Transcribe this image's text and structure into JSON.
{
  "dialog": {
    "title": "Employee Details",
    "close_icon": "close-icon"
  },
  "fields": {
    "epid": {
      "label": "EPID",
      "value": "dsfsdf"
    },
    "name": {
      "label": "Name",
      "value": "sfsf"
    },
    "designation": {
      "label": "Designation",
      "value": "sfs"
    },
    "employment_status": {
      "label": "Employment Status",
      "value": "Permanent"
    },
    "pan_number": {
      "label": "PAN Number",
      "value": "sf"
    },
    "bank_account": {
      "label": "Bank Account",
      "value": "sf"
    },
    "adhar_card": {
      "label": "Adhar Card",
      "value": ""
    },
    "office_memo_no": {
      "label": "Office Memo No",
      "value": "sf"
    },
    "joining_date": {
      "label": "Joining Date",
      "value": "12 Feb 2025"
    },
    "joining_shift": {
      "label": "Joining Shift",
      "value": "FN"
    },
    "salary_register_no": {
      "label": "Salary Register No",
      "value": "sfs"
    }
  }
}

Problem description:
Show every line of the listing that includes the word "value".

Your solution:
      "value": "dsfsdf"
      "value": "sfsf"
      "value": "sfs"
      "value": "Permanent"
      "value": "sf"
      "value": "sf"
      "value": ""
      "value": "sf"
      "value": "12 Feb 2025"
      "value": "FN"
      "value": "sfs"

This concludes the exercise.